The median income for a household in the town was $39,051, and the median income for a family was $47,853. Males had a median income of $32,196 versus $23,984 for females. The per capita income for the town was $19,676. About 7.6% of families and 11.1% of the population were below the poverty line, including 14.3% of those under age 18 and 9.6% of those age 65 or over.

Communities and locations in Peru[edit]
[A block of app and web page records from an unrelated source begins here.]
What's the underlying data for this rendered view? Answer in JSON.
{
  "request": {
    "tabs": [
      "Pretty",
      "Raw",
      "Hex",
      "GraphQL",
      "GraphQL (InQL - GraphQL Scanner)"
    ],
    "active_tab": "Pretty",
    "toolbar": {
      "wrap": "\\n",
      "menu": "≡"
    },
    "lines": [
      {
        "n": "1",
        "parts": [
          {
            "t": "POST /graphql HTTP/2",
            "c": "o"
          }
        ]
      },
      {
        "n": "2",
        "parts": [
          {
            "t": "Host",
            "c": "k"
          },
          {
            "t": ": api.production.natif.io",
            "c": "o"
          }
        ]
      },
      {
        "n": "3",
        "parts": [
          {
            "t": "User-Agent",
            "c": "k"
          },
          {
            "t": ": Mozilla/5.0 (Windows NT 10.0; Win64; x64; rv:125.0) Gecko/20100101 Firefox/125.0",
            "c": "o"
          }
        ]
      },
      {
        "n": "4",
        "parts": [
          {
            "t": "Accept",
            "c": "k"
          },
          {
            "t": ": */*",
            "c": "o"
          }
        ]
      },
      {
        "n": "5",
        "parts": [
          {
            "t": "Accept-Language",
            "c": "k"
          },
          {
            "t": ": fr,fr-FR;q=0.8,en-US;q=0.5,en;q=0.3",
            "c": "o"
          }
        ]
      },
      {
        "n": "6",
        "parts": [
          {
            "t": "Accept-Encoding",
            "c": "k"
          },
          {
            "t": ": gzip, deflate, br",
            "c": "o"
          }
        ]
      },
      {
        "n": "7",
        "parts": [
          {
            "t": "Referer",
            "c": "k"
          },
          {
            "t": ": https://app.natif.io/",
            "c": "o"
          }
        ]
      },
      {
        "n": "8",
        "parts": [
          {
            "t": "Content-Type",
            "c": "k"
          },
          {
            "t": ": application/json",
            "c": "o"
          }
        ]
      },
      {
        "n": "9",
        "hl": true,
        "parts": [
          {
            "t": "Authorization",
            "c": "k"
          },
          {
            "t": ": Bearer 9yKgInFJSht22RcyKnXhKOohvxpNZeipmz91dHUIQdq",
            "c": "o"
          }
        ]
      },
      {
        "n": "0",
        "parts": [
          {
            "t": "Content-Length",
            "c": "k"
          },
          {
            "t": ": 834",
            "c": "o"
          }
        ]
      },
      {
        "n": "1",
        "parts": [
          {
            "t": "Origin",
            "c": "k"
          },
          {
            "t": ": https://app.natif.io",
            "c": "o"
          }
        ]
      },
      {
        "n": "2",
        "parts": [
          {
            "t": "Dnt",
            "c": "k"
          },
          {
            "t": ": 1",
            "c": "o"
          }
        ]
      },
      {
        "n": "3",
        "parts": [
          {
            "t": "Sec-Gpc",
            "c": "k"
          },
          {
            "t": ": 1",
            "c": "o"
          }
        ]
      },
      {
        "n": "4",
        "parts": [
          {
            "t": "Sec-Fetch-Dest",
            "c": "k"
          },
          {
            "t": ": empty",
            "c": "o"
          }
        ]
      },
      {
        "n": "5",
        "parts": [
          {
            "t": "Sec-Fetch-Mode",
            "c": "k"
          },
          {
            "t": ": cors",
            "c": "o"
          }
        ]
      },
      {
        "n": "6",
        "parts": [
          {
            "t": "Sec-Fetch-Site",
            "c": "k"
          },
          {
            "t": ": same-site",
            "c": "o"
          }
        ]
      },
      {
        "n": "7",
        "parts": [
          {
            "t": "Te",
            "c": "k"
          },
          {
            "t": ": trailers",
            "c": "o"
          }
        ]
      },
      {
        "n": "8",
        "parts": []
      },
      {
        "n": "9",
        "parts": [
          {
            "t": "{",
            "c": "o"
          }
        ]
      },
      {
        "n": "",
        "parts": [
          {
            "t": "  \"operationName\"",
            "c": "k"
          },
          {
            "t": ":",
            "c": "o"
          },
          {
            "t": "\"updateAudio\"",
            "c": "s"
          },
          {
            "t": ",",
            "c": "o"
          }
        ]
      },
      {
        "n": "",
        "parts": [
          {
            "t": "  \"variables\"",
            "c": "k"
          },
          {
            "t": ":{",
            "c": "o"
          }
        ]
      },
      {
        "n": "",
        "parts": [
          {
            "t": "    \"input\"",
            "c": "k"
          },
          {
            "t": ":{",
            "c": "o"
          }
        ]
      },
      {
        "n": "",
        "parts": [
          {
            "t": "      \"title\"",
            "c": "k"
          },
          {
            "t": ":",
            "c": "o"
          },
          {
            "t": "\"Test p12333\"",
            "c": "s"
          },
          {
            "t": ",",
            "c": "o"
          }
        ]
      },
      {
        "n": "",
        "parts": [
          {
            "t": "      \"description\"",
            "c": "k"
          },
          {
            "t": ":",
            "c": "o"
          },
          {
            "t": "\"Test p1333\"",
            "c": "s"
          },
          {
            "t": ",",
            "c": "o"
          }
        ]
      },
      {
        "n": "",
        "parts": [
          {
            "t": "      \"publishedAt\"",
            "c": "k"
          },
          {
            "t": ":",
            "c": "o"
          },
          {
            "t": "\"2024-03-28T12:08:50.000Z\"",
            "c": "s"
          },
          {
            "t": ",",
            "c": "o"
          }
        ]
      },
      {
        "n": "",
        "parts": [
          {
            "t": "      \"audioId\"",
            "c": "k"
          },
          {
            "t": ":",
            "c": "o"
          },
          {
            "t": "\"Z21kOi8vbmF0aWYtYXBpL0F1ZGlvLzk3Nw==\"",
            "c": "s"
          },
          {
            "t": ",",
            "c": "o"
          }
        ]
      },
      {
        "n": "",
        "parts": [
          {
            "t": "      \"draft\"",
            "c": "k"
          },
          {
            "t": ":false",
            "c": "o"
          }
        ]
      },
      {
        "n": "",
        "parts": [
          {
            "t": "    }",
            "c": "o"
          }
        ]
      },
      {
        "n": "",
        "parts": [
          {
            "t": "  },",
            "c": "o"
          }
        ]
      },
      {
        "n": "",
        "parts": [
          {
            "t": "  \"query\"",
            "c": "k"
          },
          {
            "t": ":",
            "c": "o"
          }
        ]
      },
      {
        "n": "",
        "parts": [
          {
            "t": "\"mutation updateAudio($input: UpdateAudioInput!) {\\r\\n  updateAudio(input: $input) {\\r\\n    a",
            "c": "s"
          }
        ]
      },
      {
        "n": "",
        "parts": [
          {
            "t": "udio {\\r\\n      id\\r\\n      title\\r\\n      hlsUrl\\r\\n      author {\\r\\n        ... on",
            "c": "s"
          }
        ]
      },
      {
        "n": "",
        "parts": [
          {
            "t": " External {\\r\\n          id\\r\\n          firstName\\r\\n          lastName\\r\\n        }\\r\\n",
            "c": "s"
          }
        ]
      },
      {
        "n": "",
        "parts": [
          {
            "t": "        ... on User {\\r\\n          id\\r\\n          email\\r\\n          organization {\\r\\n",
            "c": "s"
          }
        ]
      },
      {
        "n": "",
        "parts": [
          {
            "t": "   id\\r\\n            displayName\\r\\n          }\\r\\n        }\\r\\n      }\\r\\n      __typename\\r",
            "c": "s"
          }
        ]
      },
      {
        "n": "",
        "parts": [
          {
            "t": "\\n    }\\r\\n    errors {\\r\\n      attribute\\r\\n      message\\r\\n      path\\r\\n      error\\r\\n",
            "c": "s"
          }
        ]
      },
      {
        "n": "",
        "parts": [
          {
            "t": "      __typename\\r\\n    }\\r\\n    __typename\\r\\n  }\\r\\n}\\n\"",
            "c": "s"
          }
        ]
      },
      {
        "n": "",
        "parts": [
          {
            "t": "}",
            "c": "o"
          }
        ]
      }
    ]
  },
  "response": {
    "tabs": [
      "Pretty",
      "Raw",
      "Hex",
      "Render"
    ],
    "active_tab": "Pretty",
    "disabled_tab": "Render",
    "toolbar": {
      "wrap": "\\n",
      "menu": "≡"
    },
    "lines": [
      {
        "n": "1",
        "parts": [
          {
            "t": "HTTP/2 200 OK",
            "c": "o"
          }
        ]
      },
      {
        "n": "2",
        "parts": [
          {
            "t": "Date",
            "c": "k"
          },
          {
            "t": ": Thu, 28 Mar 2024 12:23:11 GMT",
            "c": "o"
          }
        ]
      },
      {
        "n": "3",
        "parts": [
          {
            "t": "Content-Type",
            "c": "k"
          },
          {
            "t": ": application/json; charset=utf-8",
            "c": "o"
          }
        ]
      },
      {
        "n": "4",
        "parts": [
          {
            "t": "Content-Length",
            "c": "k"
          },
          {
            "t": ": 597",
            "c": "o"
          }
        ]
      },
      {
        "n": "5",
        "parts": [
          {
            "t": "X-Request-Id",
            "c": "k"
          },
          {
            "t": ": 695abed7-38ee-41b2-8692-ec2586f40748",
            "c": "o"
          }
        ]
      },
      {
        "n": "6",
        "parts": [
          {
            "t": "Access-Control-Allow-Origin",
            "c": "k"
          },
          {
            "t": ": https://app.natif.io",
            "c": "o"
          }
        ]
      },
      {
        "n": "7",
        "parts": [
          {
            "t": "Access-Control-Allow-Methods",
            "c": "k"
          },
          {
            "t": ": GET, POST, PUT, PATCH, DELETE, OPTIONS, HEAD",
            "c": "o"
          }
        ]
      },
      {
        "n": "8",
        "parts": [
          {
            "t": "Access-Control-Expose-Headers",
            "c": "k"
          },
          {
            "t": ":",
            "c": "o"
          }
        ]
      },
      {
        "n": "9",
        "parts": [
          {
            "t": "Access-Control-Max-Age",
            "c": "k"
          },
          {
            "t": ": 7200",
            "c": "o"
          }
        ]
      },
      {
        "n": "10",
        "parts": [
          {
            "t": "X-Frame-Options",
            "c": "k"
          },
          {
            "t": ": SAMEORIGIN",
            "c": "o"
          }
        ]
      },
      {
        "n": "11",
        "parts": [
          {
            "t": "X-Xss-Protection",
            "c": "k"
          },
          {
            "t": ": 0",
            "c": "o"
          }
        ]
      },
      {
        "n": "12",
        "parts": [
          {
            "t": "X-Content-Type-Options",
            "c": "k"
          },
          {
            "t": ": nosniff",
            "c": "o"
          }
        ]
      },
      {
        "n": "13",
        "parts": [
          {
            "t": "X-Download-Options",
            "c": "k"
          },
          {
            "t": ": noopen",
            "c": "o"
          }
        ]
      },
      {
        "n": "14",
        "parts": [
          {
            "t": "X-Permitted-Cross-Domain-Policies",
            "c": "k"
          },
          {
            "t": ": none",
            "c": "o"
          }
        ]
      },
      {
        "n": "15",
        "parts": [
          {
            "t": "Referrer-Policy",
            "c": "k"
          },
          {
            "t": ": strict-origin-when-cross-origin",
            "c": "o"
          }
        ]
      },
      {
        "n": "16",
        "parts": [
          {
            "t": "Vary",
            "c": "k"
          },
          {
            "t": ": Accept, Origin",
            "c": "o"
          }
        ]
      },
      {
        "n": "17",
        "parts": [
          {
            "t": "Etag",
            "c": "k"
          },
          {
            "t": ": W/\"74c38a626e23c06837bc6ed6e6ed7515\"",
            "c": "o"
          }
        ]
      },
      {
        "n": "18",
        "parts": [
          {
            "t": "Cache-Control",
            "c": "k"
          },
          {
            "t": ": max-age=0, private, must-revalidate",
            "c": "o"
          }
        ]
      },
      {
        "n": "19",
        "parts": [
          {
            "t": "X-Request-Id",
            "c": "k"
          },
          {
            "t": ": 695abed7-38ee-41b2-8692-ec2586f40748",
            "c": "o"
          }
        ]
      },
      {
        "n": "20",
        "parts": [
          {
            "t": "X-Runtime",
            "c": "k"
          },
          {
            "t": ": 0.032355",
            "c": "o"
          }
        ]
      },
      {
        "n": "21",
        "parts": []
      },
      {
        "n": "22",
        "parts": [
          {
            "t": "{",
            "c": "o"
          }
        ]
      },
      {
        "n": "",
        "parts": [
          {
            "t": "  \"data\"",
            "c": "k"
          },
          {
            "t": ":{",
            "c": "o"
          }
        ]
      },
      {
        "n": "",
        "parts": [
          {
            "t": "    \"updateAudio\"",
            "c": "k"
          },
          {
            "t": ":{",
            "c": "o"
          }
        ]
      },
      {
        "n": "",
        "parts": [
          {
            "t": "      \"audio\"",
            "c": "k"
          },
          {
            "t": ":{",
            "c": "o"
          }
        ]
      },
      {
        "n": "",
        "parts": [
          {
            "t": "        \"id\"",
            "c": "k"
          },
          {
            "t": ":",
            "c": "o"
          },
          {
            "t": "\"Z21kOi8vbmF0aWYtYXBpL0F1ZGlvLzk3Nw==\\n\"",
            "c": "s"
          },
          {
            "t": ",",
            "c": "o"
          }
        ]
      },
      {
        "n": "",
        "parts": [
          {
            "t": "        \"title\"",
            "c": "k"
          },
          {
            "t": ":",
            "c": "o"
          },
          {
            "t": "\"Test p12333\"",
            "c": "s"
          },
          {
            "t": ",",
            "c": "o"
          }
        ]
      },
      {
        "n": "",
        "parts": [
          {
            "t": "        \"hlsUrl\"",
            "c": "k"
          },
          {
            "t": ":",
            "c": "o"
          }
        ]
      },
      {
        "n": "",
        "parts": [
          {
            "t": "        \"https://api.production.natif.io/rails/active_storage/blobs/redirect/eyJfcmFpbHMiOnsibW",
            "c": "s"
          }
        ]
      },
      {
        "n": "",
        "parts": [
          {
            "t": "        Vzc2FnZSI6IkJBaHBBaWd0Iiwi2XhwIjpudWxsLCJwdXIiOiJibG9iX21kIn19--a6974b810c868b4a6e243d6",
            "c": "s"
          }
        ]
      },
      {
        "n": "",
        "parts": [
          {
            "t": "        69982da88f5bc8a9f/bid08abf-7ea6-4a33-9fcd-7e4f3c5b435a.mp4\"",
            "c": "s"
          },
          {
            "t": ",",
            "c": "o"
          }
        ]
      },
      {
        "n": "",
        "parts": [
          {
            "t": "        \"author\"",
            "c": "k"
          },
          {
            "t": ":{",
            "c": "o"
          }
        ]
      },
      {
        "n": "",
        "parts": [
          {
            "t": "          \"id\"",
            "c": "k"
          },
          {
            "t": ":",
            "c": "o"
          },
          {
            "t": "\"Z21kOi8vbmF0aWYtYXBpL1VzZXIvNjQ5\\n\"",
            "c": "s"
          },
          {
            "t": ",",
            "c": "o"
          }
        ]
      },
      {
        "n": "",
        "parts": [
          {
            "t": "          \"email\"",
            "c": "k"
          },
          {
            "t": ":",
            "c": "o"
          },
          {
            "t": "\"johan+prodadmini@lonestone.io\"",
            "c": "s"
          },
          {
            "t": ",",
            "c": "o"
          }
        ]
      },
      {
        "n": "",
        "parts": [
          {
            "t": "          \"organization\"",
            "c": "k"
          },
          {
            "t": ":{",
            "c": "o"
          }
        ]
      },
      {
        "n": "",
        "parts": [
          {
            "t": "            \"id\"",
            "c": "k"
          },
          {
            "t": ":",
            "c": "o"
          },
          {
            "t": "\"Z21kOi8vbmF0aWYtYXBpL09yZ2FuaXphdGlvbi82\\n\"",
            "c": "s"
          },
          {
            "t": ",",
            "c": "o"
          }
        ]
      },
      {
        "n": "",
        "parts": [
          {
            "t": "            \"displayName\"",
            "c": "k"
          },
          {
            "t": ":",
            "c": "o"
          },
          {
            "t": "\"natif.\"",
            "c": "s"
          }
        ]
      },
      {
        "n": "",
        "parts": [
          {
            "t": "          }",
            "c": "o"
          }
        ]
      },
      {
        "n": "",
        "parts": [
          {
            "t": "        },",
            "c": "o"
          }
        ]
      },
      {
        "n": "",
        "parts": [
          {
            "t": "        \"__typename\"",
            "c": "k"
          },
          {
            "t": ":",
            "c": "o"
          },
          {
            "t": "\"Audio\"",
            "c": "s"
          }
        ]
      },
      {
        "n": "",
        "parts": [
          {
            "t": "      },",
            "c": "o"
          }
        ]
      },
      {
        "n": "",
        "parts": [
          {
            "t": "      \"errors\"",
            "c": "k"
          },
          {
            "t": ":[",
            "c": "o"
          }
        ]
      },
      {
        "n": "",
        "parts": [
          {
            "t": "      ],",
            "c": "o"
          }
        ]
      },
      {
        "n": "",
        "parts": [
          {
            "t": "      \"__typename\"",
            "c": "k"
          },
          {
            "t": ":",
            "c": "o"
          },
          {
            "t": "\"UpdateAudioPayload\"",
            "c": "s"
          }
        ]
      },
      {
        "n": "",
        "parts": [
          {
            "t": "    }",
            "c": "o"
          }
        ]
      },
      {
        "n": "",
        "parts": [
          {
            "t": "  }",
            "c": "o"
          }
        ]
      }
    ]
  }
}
  • Clark Corners – A location west of Peru village.
  • Coffey Corners – A location near the northern town line, north of Peru village.
  • Cromie Corners – A location northwest of Peru village.
  • Day Point – A location on the shore of Lake Champlain, opposite Valcour Island.
  • Lapham's Mills (formerly "Bartonville") – A hamlet northeast of Peru village, near the Northway.
  • Macomb Reservation State Park – A state park at the northern town line.
  • Peasleeville – A location west of the town.
  • Peru – The hamlet of Peru is at the junction of NY Route 22 and NY Route 22B in the east-central part of the town. It was first settled circa 1795.
  • South Junction – A hamlet at the northeastern town line.
  • Valcour (formerly "Port Valcour") – A hamlet on the shore of Lake Champlain and US-9.
  • Valcour Island – The southern 80% of this island in Lake Champlain is part of the town.

Notable people[edit]
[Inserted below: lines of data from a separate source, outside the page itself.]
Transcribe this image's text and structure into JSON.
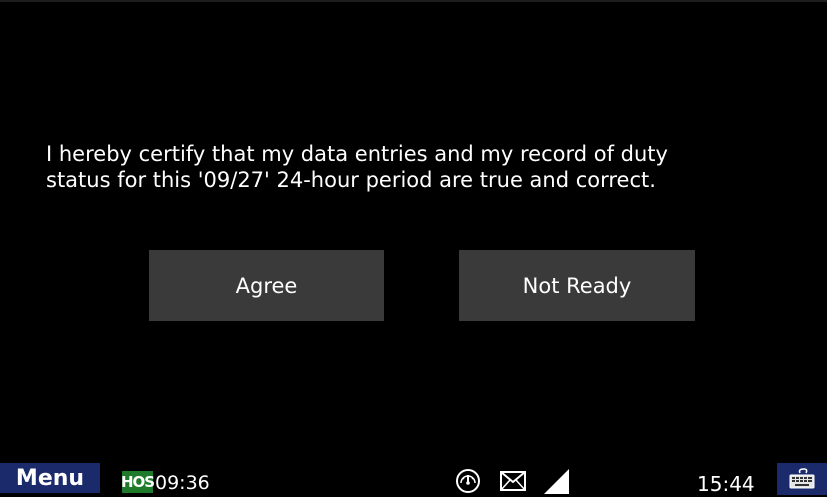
{
  "certification": {
    "line1": "I hereby certify that my data entries and my record of duty",
    "line2": "status for this '09/27' 24-hour period are true and correct."
  },
  "buttons": {
    "agree_label": "Agree",
    "not_ready_label": "Not Ready"
  },
  "taskbar": {
    "menu_label": "Menu",
    "hos_badge": "HOS",
    "hos_time": "09:36",
    "clock": "15:44",
    "icons": [
      "gauge-icon",
      "mail-icon",
      "signal-icon",
      "keyboard-icon"
    ]
  },
  "colors": {
    "background": "#000000",
    "button": "#3a3a3a",
    "menu_blue": "#1a2a6b",
    "hos_green": "#1f7a2a",
    "text": "#ffffff"
  }
}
  1. ^ "2016 U.S. Gazetteer Files". United States Census Bureau. Retrieved Jul 4, 2017.
  2. ^ "Magnitude 5.1 Earthquake Strikes Near Plattsburgh, New York; Shaking Felt Throughout New York State and Northeast". MCEER. Retrieved December 4, 2014.
  3. ^ "Census of Population and Housing". Retrieved June 4, 2015.
  4. ^ "United States Census Bureau QuickFacts". United States Census Bureau. Retrieved February 26, 2022.
  5. ^ "U.S. Census website". United States Census Bureau. Retrieved 2008-01-31.
  6. ^ Who Was Who in America, Historical Volume, 1607-1896. Chicago: Marquis Who's Who. 1963.
  7. ^ Abbate, Janet (August 2, 2001). "Oral History: Frances "Fran" Allen". New Brunswick, New Jersey: IEEE History Center. Interview #573. Retrieved 19 June 2012. I was born August 4th, 1932, and I grew up on a farm, up in upstate New York. The town is Peru, New York.
  8. ^ 'Wisconsin Blue Book 1891,' Biographical Sketch of Charles H. Anson, pg. 597
  9. ^ 'Wisconsin Blue Book 1901,' Biographical Sketch of Frank A. Anson, pg. 729-730
  10. ^ Proceedings of the State Bar Association of Wisconsin, Vol. 1, 1905, Biographical Sketch of James Henry Lockwood, pg. 160
  11. ^ Iron Age, Volume 106. 1920. p. 403. Retrieved 25 January 2020.

External links[edit]